This book would be of interest to anyone, not just people interested in agriculture or international development.
His book are his own, first-hand experiences - both as a farmer/philanthropist...learning about local farming practices around the world!
In "Forty Chances", a few chapters are success stories! Buffett writes with compassion, sometimes sharing warm or humorous accounts of individuals or groups....but always with throughout purpose,
Buffett raises serious concerns/even alarms... about the destructive agriculture practices around the world. He focuses on our world's history(s) of food production, about issues - including differences in soils & weather between the northern/southern hemispheres.
His writing is terse, without polemics!...
Buffett is deeply concerned about food in-security(s) and how geography (weather/soil conditions) makes a huge difference in what will/will not secure the supply of affordable food.He makes the case for HOW & WHY we must improve worldwide food security/sustainability....
Buffett makes his articulate case(s) for facing our immediate and longterm worldwide food needs - and how to re-think production practices & distribution.
Buffett is knowledgable, articulate, with personal, firsthand farming knowledge.

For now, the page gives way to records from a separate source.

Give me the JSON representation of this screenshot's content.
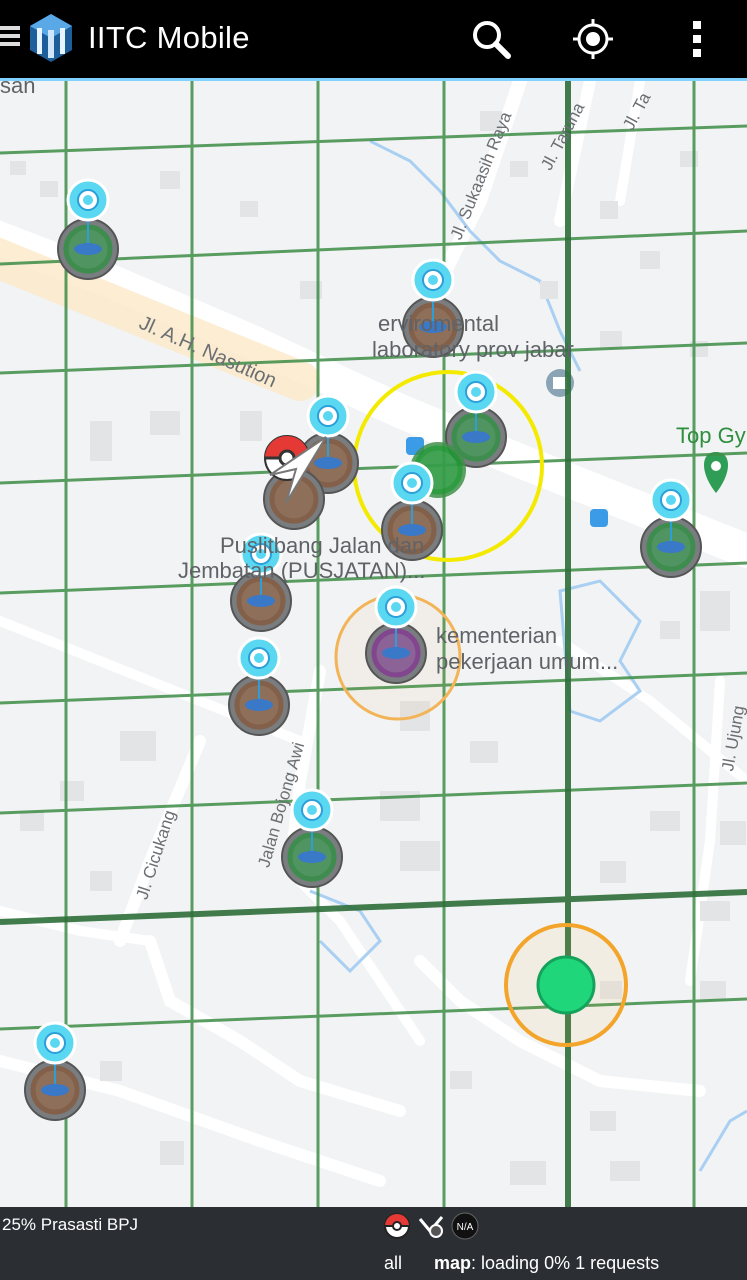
{
  "app": {
    "title": "IITC Mobile"
  },
  "toolbar": {
    "menu_icon": "hamburger-menu-icon",
    "logo_icon": "iitc-logo-icon",
    "search_icon": "search-icon",
    "locate_icon": "my-location-icon",
    "overflow_icon": "more-vert-icon"
  },
  "map": {
    "place_labels": {
      "enviro_line1": "erviromental",
      "enviro_line2": "laboratory prov jabar",
      "pusjatan_line1": "Puslitbang Jalan dan",
      "pusjatan_line2": "Jembatan (PUSJATAN)...",
      "kementerian_line1": "kementerian",
      "kementerian_line2": "pekerjaan umum...",
      "topgym": "Top Gy",
      "san": "san"
    },
    "street_labels": {
      "ah_nasution": "Jl. A.H. Nasution",
      "sukaasih": "Jl. Sukaasih Raya",
      "taruna": "Jl. Taruna",
      "ta": "Jl. Ta",
      "bojong_awi": "Jalan Bojong Awi",
      "cicukang": "Jl. Cicukang",
      "ujung": "Jl. Ujung"
    },
    "colors": {
      "grid": "#3e8d47",
      "grid_major": "#2e6f3a",
      "selection_ring": "#f3ea00",
      "portal_ring_green": "#0f9b26",
      "portal_ring_brown": "#8b4a1e",
      "portal_ring_purple": "#8a1a9a",
      "pokestop": "#5ad8f2",
      "player_dot": "#1fd67a",
      "player_ring": "#f2a52a"
    }
  },
  "status": {
    "left_text": "25% Prasasti BPJ",
    "layer_icons": [
      "pokeball-icon",
      "check-badge-icon",
      "na-badge-icon"
    ],
    "na_text": "N/A",
    "all_label": "all",
    "map_label": "map",
    "loading_text": ": loading 0% 1 requests"
  }
}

He admits he loves big farming machines - but NOT ever 'at the expense' of both large & small farming operations and the all-important issues of climate and soils... nor the need for sustainable (long-term) production successes.He describe work of well-meaning governments, and some nonprofit agency's and their failures to understand the impact of local weather, crop failures, economic conditions, market access/transportation, local political and /or military conflicts.
Buffett advocates that international agencies, individual national govts, and nonprofits must all understand the real, local conditions (weather/water/soil/financial/politics/transportation) ...that always affect food production and distribution.
And... that local farmers (big & small) need encouragement/education on how to use sustainable farming practices, for their own hoped-for long-term economic sustainability.
It is clear that dad Warren is proud of his son Howard and it seems that family altruism is alive in the Buffett family.
Very inspiring book and amazing the chances Howard has taken to visit some areas of the world others wouldn't.
I admire the way Howard found his passion over time and his dad let him develop that passion to the point where
It might have an impact on the world.
It just shows if you let your children's values develope then one day those values might help someone else.
The book is worth a read if you care about humanity,climate change and farming I enjoyed reading it.
I also admire the decent sense of kindness that Howard displays.
Instead of being a rich brat he is doing some good where it impacts by helping feed people and develpe sustainability.
Most recent customer reviews
JUST SAY NO TO SOCIALISM
He then bought another and gave it to a friend. She loved it, as well.